PROBLEM DESCRIPTION
In the entries below, find every line with the string "JSON" and copy it.

Data records for software interfaces:
-*-

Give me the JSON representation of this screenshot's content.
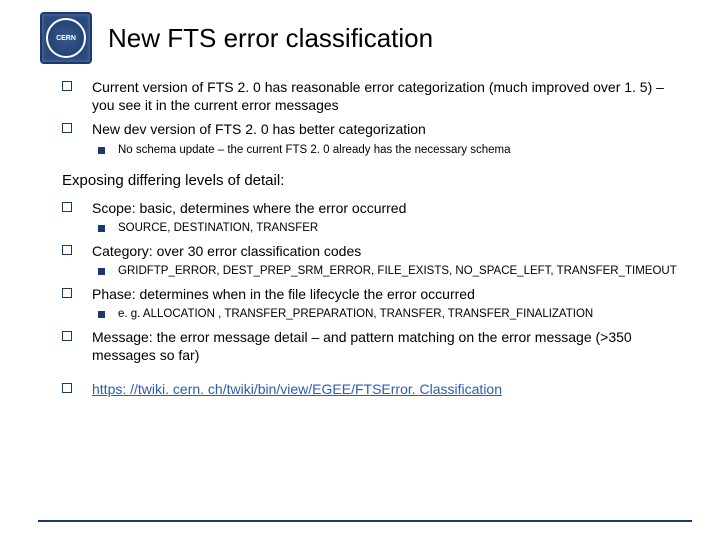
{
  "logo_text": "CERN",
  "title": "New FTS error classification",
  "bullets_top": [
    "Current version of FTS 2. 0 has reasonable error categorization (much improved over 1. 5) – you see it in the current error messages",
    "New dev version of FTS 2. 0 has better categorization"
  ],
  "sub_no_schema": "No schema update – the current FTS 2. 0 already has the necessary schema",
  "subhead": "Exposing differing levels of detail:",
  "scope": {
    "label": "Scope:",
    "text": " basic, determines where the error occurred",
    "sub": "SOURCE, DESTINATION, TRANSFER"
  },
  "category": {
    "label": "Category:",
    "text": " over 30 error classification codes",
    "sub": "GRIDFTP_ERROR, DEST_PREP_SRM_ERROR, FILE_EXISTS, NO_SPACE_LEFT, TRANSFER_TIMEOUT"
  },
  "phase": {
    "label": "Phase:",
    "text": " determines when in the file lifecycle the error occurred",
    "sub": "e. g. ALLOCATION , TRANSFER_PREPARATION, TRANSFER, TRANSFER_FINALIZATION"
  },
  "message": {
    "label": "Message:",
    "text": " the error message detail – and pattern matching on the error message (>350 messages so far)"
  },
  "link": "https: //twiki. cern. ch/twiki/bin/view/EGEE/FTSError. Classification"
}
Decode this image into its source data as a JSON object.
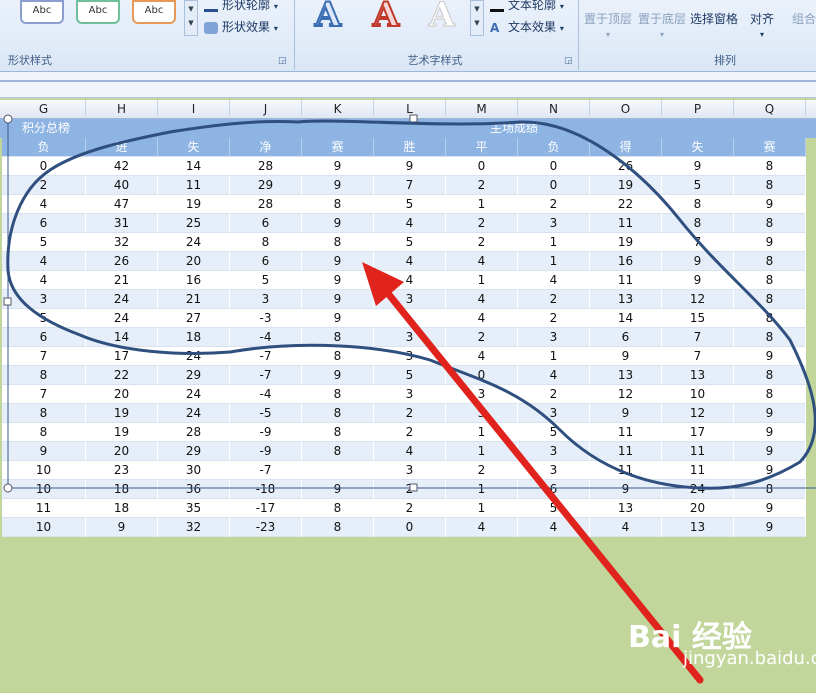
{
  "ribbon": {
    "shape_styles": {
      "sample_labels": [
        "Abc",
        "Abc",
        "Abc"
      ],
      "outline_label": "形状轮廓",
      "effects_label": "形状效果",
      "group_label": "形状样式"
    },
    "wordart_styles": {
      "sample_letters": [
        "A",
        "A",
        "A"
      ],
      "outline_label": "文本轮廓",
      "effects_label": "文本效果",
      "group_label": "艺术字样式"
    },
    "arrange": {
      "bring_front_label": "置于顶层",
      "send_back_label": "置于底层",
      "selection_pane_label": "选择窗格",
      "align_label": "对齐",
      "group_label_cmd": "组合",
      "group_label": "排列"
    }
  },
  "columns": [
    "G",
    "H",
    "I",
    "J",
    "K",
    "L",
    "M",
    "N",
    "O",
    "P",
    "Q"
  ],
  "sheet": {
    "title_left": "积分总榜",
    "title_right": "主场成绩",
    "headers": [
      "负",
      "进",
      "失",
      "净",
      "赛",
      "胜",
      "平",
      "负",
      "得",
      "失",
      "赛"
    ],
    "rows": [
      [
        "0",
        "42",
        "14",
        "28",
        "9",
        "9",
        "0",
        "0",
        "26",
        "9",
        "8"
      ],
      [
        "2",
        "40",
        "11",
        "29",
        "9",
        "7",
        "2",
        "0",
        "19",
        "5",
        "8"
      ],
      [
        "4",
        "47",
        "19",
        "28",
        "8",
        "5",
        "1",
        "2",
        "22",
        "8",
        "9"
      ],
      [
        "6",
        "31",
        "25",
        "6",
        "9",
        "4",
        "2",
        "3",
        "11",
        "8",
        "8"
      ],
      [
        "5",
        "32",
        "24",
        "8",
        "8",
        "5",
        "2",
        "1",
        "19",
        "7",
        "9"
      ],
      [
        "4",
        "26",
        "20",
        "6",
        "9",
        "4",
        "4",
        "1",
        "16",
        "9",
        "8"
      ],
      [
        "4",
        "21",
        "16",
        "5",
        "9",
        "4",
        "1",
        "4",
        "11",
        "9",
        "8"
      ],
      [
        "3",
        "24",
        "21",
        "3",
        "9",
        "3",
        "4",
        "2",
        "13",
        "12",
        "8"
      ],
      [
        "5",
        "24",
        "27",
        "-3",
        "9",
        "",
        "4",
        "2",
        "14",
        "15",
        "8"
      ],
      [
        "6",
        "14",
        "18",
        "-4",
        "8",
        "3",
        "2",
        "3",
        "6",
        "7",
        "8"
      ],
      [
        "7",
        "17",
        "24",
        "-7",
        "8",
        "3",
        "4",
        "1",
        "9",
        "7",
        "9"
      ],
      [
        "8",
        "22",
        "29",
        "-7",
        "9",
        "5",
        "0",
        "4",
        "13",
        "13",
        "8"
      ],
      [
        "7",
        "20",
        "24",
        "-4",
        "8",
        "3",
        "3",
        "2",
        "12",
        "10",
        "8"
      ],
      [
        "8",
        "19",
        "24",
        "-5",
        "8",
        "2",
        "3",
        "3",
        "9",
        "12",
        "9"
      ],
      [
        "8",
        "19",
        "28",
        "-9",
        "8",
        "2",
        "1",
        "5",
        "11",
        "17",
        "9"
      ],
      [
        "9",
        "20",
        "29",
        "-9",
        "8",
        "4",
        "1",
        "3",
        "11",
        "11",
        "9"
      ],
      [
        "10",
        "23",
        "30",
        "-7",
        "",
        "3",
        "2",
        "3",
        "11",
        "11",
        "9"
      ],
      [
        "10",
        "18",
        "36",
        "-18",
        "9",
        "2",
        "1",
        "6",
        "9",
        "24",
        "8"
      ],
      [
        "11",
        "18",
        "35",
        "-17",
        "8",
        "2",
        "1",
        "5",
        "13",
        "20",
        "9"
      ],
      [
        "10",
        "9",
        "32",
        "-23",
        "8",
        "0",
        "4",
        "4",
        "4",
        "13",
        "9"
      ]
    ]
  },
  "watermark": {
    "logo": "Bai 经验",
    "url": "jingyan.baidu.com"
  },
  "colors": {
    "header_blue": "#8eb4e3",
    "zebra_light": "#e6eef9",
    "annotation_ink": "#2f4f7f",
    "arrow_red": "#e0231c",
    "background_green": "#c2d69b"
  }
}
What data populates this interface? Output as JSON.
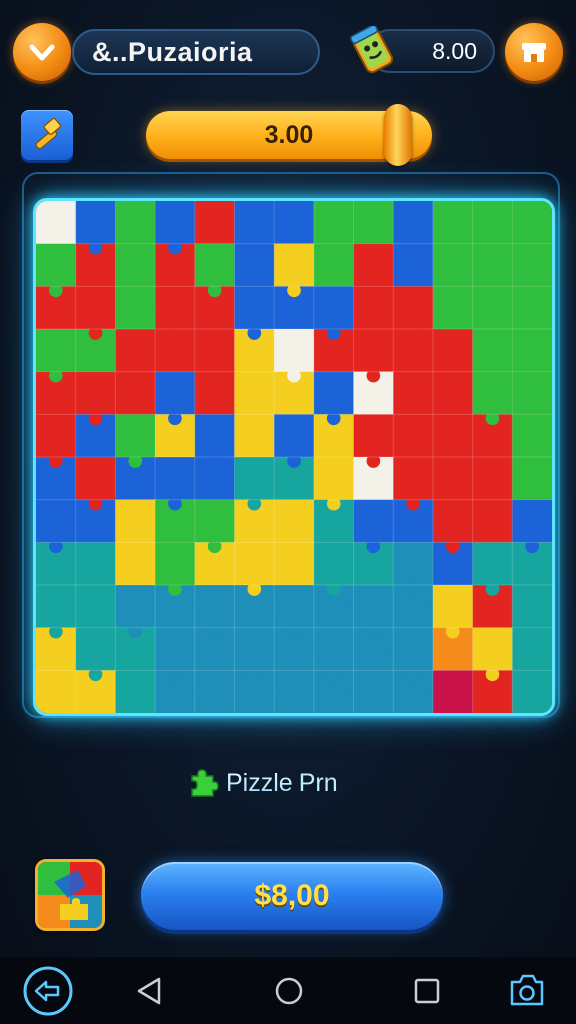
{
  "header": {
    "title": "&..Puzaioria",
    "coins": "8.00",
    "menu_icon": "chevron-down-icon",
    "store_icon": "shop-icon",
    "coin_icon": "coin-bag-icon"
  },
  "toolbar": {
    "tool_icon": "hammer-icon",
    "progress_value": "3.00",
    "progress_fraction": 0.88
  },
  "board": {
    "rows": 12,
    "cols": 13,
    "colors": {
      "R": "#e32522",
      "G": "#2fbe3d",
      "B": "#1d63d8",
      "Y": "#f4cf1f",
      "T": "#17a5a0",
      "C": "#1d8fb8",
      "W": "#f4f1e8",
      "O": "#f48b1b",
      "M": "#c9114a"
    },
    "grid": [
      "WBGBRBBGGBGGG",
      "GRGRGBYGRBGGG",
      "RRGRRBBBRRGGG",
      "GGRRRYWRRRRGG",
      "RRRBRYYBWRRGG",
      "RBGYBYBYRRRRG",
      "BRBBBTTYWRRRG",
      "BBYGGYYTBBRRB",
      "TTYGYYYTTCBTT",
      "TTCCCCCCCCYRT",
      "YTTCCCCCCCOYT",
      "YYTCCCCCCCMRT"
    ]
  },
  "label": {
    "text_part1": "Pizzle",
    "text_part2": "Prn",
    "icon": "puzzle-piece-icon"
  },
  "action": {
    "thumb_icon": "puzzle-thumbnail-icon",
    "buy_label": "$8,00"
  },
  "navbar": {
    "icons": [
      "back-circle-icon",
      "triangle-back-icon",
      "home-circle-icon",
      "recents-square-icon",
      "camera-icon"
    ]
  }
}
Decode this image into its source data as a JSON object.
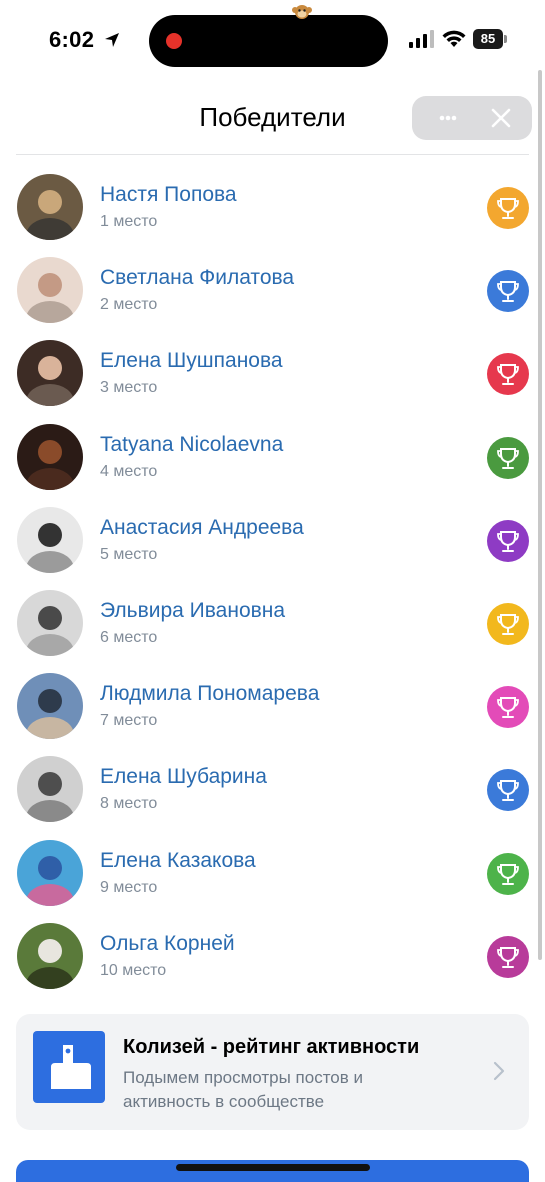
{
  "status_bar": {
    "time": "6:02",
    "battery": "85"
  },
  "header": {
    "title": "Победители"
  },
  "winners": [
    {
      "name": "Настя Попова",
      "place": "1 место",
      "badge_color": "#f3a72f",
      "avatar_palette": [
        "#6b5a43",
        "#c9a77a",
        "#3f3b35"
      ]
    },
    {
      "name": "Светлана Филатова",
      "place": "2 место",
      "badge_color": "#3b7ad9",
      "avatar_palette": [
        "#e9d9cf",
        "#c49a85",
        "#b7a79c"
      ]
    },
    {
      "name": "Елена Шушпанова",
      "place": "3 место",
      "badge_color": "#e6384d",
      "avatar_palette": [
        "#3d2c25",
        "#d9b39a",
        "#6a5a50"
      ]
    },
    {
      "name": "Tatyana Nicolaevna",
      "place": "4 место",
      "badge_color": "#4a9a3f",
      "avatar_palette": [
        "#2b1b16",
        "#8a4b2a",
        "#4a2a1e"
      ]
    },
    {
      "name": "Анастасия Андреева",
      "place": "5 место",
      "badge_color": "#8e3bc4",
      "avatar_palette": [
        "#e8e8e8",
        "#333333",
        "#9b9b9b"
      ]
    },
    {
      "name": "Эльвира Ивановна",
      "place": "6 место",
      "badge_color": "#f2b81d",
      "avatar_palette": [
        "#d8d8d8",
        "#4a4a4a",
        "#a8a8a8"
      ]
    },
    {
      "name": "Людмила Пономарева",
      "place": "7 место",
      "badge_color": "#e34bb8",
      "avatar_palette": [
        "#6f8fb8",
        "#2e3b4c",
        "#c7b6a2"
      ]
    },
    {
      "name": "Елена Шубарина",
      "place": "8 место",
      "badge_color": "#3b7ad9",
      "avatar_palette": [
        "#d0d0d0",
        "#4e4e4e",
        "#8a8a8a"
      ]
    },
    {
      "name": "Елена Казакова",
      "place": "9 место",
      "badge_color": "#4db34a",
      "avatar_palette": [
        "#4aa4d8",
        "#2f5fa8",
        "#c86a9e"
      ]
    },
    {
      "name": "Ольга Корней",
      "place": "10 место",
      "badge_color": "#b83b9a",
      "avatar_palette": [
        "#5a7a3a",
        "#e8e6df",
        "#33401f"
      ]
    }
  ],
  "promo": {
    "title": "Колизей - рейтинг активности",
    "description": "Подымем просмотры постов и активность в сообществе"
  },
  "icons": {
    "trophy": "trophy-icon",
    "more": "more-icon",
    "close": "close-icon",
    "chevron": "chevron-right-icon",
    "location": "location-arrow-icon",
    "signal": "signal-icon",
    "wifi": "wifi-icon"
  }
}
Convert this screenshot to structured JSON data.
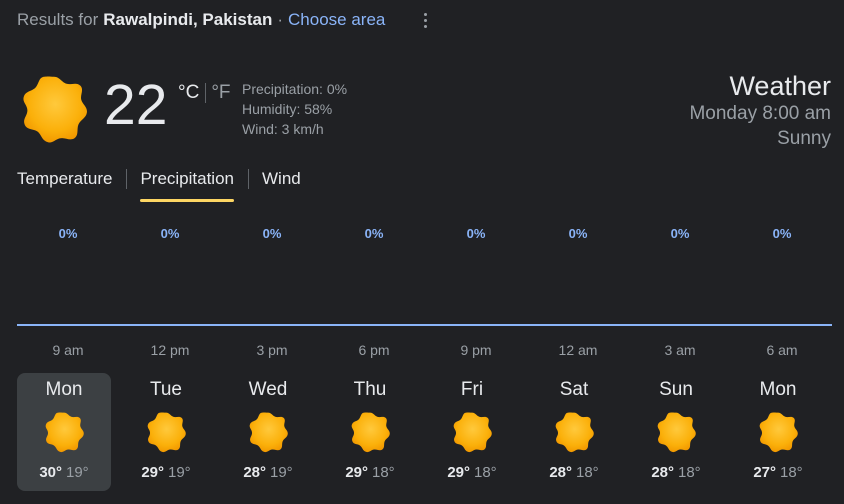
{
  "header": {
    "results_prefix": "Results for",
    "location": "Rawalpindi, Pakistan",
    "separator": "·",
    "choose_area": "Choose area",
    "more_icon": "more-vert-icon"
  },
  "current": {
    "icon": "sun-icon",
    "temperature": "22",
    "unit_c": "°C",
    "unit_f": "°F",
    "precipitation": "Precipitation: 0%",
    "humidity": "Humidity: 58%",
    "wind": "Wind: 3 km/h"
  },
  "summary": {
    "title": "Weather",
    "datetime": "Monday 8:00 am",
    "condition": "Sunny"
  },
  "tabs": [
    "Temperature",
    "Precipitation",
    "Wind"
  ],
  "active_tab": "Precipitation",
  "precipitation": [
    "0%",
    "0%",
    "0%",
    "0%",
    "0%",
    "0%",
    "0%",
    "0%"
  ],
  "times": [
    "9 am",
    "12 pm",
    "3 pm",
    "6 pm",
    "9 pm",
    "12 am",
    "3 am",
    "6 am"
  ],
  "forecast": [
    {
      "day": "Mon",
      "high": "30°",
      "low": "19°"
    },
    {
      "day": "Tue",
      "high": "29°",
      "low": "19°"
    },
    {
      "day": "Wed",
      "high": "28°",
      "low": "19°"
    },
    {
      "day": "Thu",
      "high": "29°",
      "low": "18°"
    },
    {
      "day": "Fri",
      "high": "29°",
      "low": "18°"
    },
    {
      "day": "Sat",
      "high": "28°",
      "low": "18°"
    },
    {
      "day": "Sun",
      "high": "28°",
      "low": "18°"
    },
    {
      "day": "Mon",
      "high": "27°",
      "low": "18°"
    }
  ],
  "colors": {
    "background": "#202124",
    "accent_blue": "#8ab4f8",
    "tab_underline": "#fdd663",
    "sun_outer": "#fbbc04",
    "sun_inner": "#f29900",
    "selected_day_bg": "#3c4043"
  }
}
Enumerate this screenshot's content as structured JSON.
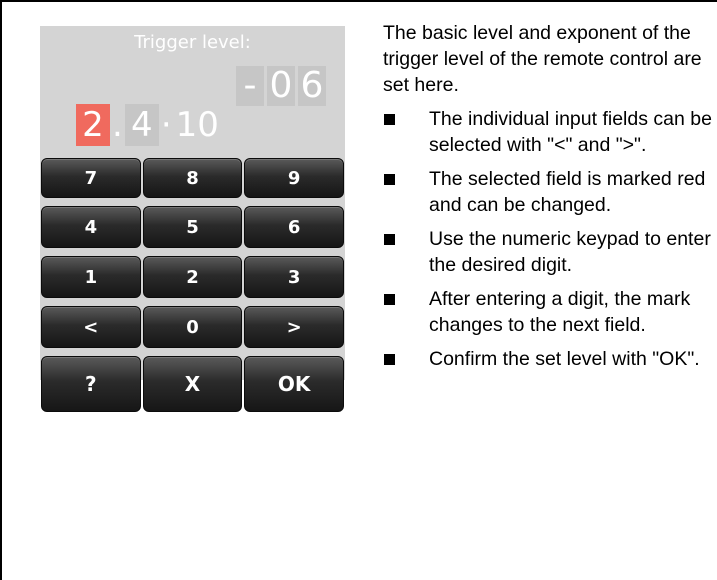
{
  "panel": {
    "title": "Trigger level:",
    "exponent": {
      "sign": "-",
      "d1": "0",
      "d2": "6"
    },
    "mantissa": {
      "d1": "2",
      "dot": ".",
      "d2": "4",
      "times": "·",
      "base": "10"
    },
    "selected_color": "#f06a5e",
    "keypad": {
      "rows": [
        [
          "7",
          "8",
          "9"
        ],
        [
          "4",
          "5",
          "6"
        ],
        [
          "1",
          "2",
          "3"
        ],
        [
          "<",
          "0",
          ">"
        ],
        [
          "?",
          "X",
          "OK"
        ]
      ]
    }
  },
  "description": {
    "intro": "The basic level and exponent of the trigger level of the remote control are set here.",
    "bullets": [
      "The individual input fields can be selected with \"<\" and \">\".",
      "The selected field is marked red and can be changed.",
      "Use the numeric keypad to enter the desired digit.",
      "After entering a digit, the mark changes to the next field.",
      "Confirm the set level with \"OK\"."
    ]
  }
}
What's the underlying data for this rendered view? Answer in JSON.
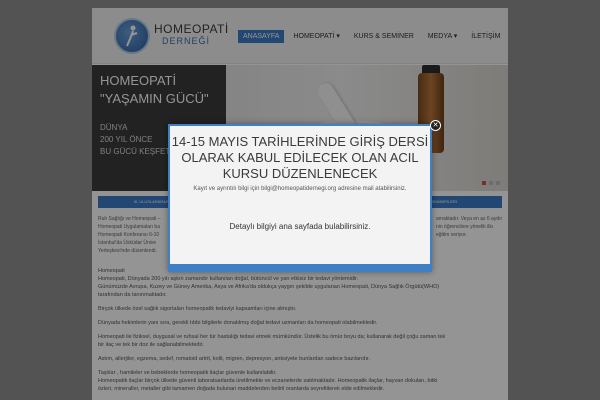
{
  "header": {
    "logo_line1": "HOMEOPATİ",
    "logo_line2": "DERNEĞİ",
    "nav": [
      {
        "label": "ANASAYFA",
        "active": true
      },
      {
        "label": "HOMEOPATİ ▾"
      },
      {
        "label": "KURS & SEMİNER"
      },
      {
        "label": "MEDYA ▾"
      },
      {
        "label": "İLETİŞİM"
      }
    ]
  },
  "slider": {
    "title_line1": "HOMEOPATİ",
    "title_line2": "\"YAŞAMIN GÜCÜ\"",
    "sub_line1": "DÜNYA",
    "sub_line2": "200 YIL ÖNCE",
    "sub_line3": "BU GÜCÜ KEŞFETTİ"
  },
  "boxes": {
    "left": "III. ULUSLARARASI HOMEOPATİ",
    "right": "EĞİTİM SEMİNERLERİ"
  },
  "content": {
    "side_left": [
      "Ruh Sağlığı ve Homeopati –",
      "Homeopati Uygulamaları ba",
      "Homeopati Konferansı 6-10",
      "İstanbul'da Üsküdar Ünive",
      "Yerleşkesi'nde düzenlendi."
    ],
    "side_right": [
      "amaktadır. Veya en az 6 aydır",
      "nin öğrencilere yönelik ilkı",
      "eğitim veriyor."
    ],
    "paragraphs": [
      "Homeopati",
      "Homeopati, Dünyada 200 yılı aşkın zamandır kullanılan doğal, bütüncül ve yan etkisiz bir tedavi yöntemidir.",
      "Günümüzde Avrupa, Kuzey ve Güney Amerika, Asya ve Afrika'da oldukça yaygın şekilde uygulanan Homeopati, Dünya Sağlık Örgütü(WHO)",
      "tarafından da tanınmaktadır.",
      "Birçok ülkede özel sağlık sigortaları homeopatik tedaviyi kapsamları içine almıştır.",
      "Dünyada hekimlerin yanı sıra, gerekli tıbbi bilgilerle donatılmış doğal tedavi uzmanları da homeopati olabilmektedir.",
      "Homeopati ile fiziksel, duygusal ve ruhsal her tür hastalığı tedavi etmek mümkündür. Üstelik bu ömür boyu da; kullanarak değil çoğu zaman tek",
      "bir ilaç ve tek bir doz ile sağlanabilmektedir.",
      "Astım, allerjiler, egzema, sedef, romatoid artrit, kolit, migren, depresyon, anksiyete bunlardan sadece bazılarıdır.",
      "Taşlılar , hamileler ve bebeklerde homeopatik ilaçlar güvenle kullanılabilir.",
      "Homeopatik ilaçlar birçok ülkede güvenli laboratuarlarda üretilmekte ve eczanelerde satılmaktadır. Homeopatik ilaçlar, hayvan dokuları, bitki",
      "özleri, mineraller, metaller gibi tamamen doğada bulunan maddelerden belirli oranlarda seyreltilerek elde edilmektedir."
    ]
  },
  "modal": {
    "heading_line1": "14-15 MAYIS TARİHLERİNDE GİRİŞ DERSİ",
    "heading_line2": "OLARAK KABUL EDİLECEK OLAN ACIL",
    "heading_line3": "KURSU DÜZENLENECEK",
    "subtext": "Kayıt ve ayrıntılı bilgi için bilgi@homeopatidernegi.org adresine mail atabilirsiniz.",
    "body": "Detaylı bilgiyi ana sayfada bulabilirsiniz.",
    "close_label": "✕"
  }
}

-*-

OUTPUT FOR THIS EXERCISE
Give me the JSON representation of this screenshot's content.
Decode this image into its source data as a JSON object.
What data populates this interface? Output as JSON.
Decode this image into its source data as a JSON object.
Convert this screenshot to structured JSON data.
Enumerate this screenshot's content as structured JSON.
What's the underlying data for this rendered view? Answer in JSON.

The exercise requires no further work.